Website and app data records

━━━━━━━━

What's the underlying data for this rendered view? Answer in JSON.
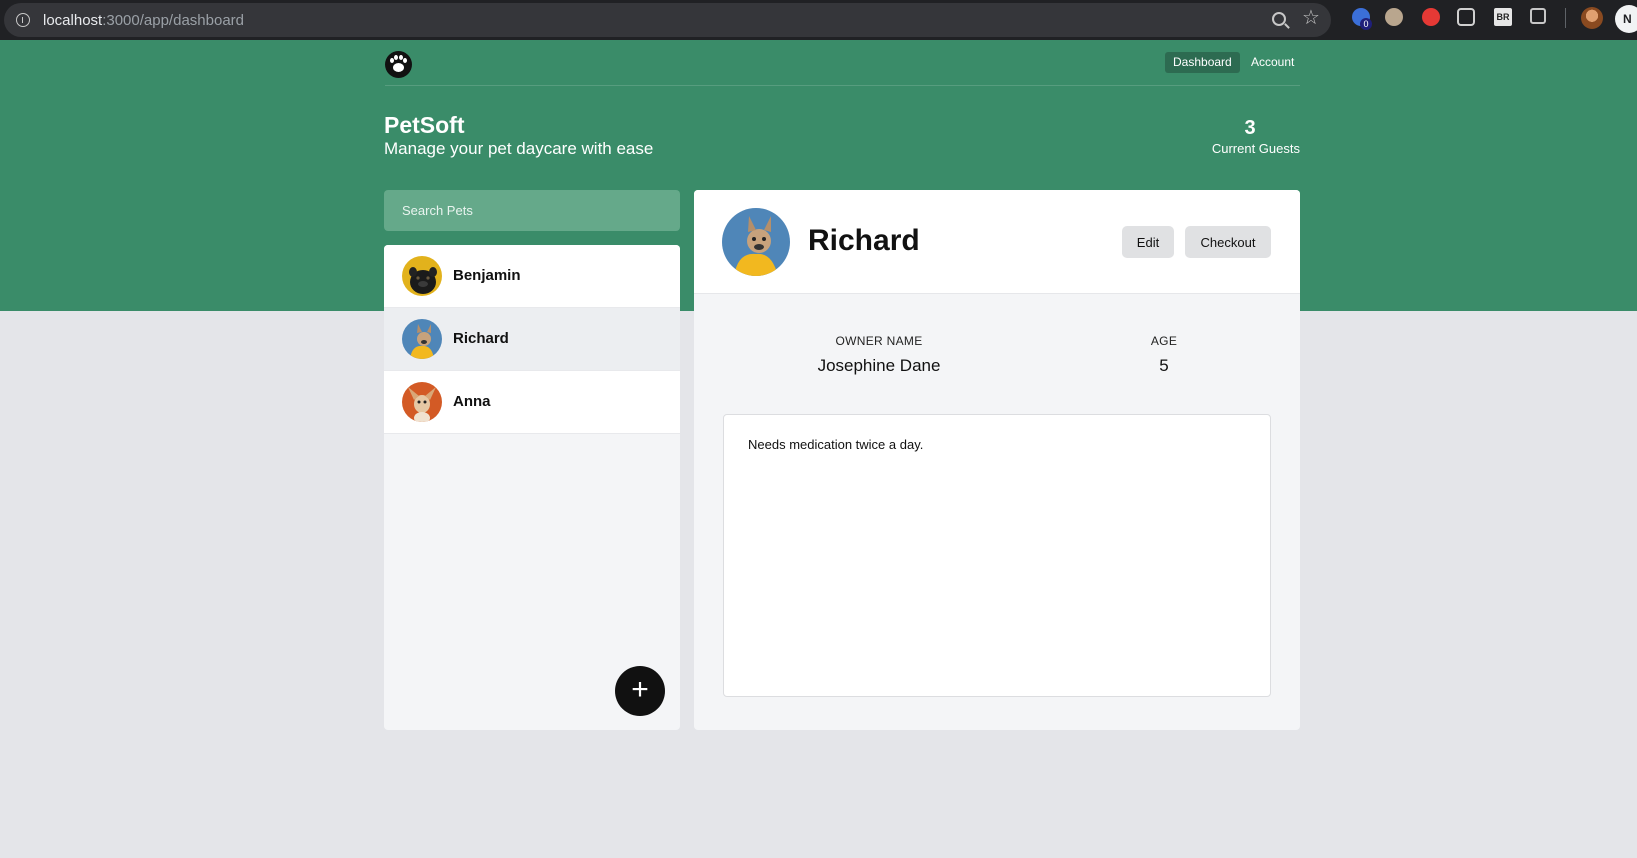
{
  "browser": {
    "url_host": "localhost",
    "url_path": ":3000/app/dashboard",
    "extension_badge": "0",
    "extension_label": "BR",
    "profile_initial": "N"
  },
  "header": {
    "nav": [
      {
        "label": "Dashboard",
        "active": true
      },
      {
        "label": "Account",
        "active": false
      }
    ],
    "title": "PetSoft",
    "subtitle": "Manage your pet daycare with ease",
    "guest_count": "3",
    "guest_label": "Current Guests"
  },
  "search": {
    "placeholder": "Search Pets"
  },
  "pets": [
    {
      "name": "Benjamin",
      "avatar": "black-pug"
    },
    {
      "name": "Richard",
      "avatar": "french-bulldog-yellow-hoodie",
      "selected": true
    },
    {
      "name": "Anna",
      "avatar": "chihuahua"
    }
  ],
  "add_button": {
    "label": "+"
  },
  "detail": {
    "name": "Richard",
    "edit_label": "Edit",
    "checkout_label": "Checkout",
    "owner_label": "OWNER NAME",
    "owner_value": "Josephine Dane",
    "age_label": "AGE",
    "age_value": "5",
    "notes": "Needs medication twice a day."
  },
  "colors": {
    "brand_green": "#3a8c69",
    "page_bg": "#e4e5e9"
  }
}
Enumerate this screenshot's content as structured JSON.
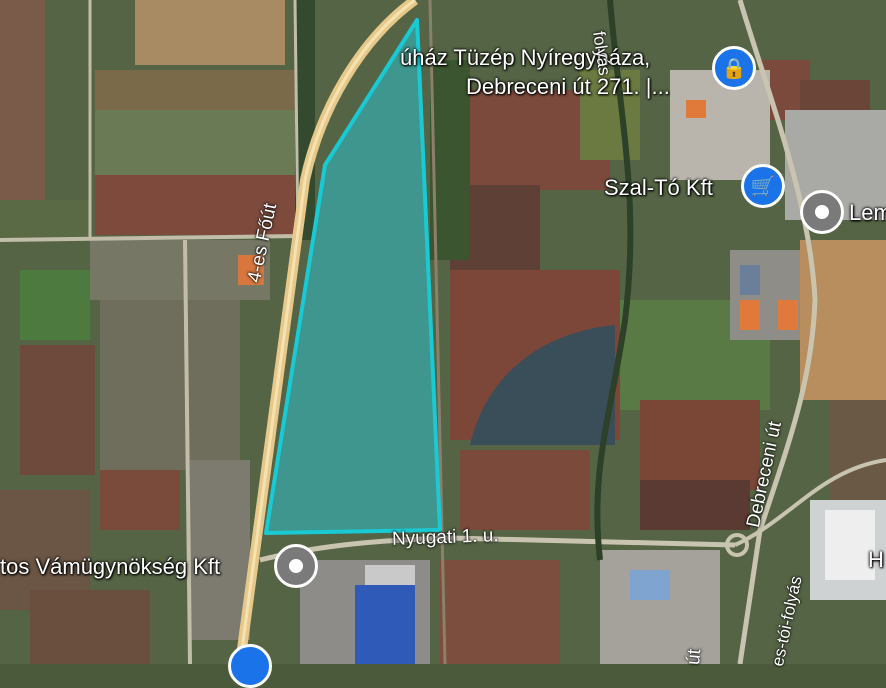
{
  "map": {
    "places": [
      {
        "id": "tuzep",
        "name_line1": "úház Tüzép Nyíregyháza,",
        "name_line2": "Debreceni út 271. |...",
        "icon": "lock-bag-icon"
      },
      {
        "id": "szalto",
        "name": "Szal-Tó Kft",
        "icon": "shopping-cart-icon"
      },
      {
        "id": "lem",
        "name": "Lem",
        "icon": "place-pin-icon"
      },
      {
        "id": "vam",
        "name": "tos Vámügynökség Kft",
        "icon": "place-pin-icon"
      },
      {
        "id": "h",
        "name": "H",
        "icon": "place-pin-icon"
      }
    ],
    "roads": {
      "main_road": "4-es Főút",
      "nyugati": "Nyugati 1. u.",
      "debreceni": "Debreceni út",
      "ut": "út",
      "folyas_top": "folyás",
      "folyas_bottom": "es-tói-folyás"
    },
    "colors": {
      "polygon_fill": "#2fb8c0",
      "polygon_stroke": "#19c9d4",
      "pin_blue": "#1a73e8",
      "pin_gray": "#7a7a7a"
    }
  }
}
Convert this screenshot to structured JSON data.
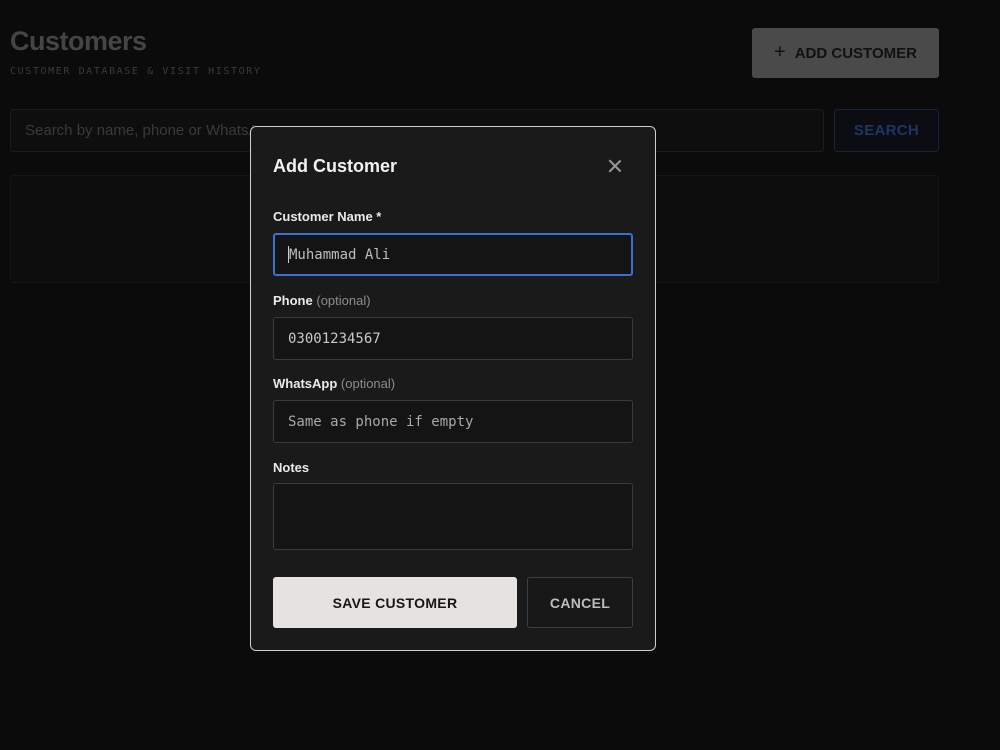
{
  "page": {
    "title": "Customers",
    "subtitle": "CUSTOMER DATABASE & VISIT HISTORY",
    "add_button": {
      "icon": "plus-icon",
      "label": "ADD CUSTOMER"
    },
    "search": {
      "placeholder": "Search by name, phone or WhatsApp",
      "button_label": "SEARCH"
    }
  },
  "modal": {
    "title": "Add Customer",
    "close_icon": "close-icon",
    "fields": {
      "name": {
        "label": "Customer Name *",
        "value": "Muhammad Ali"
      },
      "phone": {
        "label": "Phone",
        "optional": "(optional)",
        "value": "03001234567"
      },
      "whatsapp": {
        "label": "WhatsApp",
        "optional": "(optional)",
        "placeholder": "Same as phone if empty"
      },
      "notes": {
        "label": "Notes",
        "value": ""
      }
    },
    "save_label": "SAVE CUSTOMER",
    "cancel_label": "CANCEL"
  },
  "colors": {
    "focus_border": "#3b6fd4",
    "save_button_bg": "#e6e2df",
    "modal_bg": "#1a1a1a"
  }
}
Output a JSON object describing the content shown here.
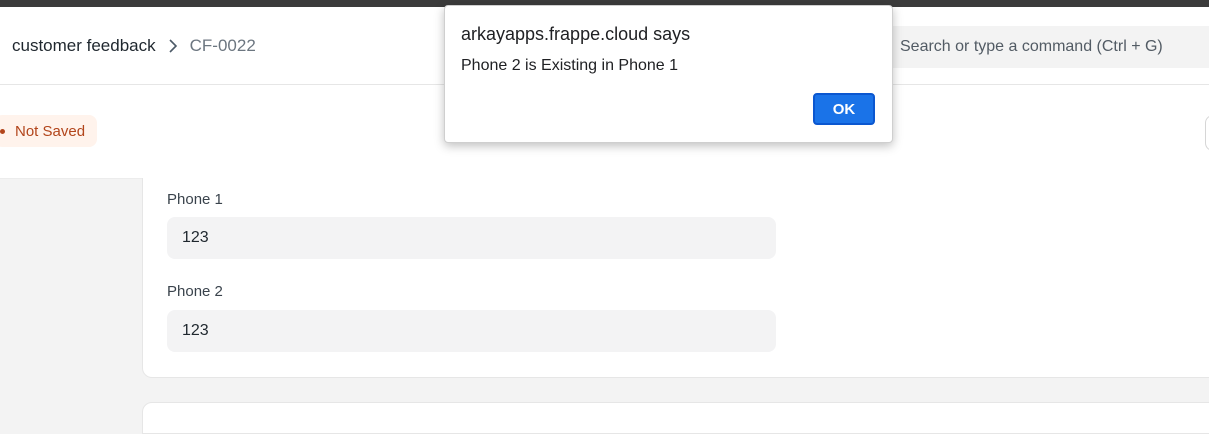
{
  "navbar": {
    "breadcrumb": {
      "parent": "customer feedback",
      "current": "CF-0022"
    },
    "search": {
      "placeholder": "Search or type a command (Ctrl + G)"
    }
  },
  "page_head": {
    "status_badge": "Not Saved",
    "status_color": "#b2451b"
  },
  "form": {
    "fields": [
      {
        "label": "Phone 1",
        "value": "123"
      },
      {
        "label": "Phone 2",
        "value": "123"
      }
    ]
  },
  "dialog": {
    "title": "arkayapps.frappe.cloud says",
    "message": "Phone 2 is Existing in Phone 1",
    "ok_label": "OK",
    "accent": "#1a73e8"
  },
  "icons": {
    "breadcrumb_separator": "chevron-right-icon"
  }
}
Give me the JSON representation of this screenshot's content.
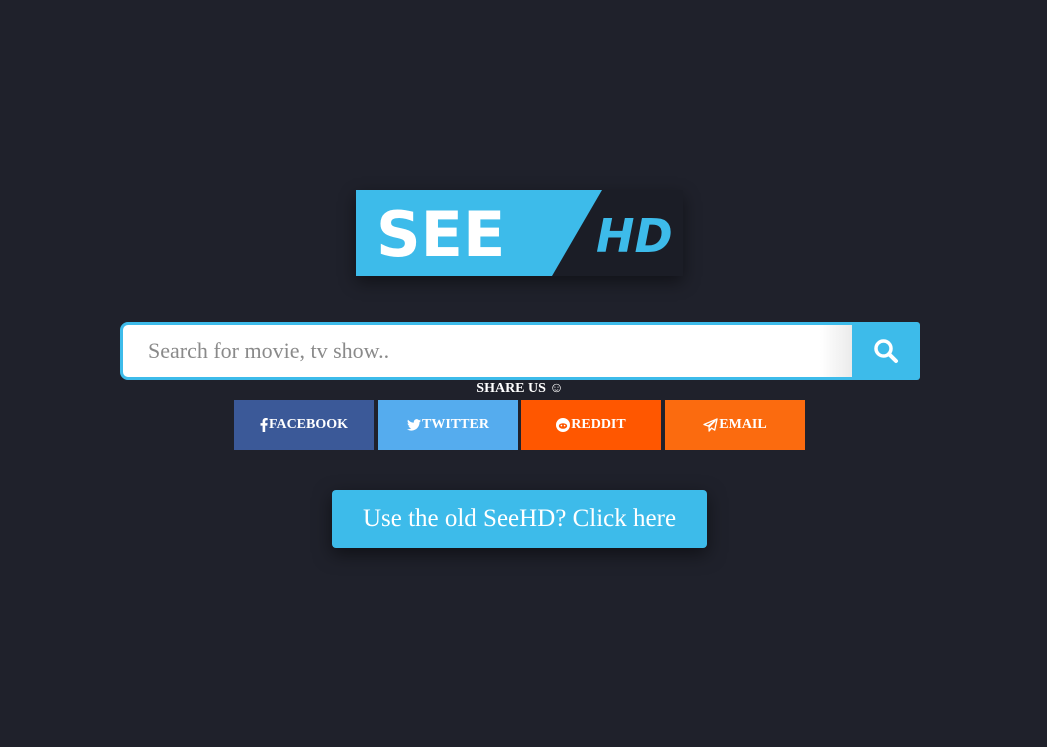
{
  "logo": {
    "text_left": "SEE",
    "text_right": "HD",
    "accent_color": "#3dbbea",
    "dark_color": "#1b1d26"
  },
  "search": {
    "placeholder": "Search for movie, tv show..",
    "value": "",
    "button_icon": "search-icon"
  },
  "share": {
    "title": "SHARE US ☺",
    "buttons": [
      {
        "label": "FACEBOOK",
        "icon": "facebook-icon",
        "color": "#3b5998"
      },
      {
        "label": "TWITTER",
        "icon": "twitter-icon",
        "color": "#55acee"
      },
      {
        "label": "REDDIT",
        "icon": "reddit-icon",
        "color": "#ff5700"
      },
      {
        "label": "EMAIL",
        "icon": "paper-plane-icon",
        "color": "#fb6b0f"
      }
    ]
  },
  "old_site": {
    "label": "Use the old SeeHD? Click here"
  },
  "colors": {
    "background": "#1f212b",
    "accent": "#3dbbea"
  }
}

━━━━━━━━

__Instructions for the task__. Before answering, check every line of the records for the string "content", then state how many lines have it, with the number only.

__Task solution__. 3